The Brussels Capital Region’s sustainable urban mobility planning includes ambitions to have zero road deaths by 2030, reducing the speed limit to 30kph by 2021 and increasing the number of pedestrianised zones.
Recently, as part of its response to the COVID-19 pandemic, Brussels, along with many other major European cities, has made space for pedestrians and cyclists a top priority in order to allow people to move around the city, while maintain physical distancing requirements.
Within the inner ring road of the city speed limit for vehicles has temporarily been set to 20kph and new temporary lanes have been allocated for pedestrians and cyclists.
Another innovation that the jury of the sustainable mobility awards was impressed with was the city’s use of the ‘superblocks’ – most famously modelled by the city of Barcelona.
As the 8th winner of the Award for Sustainable Urban Mobility Planning, Brussels faced stiff competition from fellow Eurocities member Wrocław, and also from Kaunas in Lithuania.

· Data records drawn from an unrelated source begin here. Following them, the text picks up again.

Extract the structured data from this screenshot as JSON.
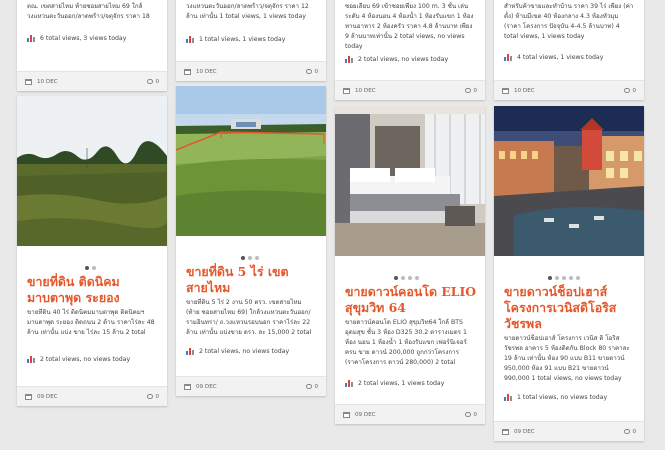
{
  "cards": [
    {
      "top_desc": "ตณ. เขตสายไหม ท้ายซอยสายไหม 69 ใกล้ วงแหวนตะวันออก/ลาดพร้าว/จตุจักร ราคา 18 ล้าน",
      "top_stats": "6 total views, 3 views today",
      "top_date": "10 DEC",
      "top_comments": "0",
      "title": "ขายที่ดิน ติดนิคม มาบตาพุด ระยอง",
      "desc": "ขายที่ดิน 40 ไร่ ติดนิคมมาบตาพุด ติดนิคมฯ มาบตาพุด ระยอง ติดถนน 2 ด้าน ราคาไร่ละ 48 ล้าน เท่านั้น แบ่ง ขาย ไร่ละ 15 ล้าน 2 total views, no views today",
      "stats": "2 total views, no views today",
      "date": "09 DEC",
      "comments": "0"
    },
    {
      "top_desc": "วงแหวนตะวันออก/ลาดพร้าว/จตุจักร ราคา 12 ล้าน เท่านั้น 1 total views, 1 views today",
      "top_stats": "1 total views, 1 views today",
      "top_date": "10 DEC",
      "top_comments": "0",
      "title": "ขายที่ดิน 5 ไร่ เขต สายไหม",
      "desc": "ขายที่ดิน 5 ไร่ 2 งาน 50 ตรว. เขตสายไหม (ท้าย ซอยสายไหม 69) ใกล้วงแหวนตะวันออก/รามอินทรา/ ถ.วงแหวนรอบนอก ราคาไร่ละ 22 ล้าน เท่านั้น แบ่งขาย ตรว. ละ 15,000 2 total views, no views today",
      "stats": "2 total views, no views today",
      "date": "09 DEC",
      "comments": "0"
    },
    {
      "top_desc": "ซอยเลียบ 69 เข้าซอยเพียง 100 m. 3 ชั้น เล่น ระดับ 4 ห้องนอน 4 ห้องน้ำ 1 ห้องรับแขก 1 ห้อง ทานอาหาร 2 ห้องครัว ราคา 4.8 ล้านบาท เพียง 9 ล้านบาทเท่านั้น 2 total views, no views today",
      "top_stats": "2 total views, no views today",
      "top_date": "10 DEC",
      "top_comments": "0",
      "title": "ขายดาวน์คอนโด ELIO สุขุมวิท 64",
      "desc": "ขายดาวน์คอนโด ELIO สุขุมวิท64 ใกล้ BTS อุดมสุข ชั้น 3 ห้อง D325 30.2 ตารางเมตร 1 ห้อง นอน 1 ห้องน้ำ 1 ห้องรับแขก เฟอร์นิเจอร์ครบ ขาย ดาวน์ 200,000 ถูกกว่าโครงการ (ราคาโครงการ ดาวน์ 280,000) 2 total views, 1 views today",
      "stats": "2 total views, 1 views today",
      "date": "09 DEC",
      "comments": "0"
    },
    {
      "top_desc": "สำหรับค้าขายและทำบ้าน ราคา 39 ไร่ เพียง (ค่าตั้ง) ห้ามมีเขต 40 ห้องกลาง 4.3 ห้องหัวมุม (ราคา โครงการ ปัจจุบัน 4-4.5 ล้านบาท) 4 total views, 1 views today",
      "top_stats": "4 total views, 1 views today",
      "top_date": "10 DEC",
      "top_comments": "0",
      "title": "ขายดาวน์ช็อปเฮาส์ โครงการเวนิสดิโอริส วัชรพล",
      "desc": "ขายดาวน์ช็อปเฮาส์ โครงการ เวนิส ดิ โอริส วัชรพล อาคาร 5 ห้องติดกัน Block 80 ราคาละ 19 ล้าน เท่านั้น ห้อง 90 แบบ B11 ขายดาวน์ 950,000 ห้อง 91 แบบ B21 ขายดาวน์ 990,000 1 total views, no views today",
      "stats": "1 total views, no views today",
      "date": "09 DEC",
      "comments": "0"
    }
  ]
}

Kruševac (Serbia) was revealed as the winner of the EUROPEANMOBILITYWEEK Award 2019, with Karditsa (Greece) taking home the award for smaller municipalities. The 1st EU Urban Road Safety Award went to Pontevedra (Spain).
The registrations for the EUROPEANMOBILITYWEEK 2020 have now been opened, with the event taking place in a revised format from 16-22 September. The theme for this year will be ‘Zero-emission mobility for all’. You can find out more information on the dedicated website.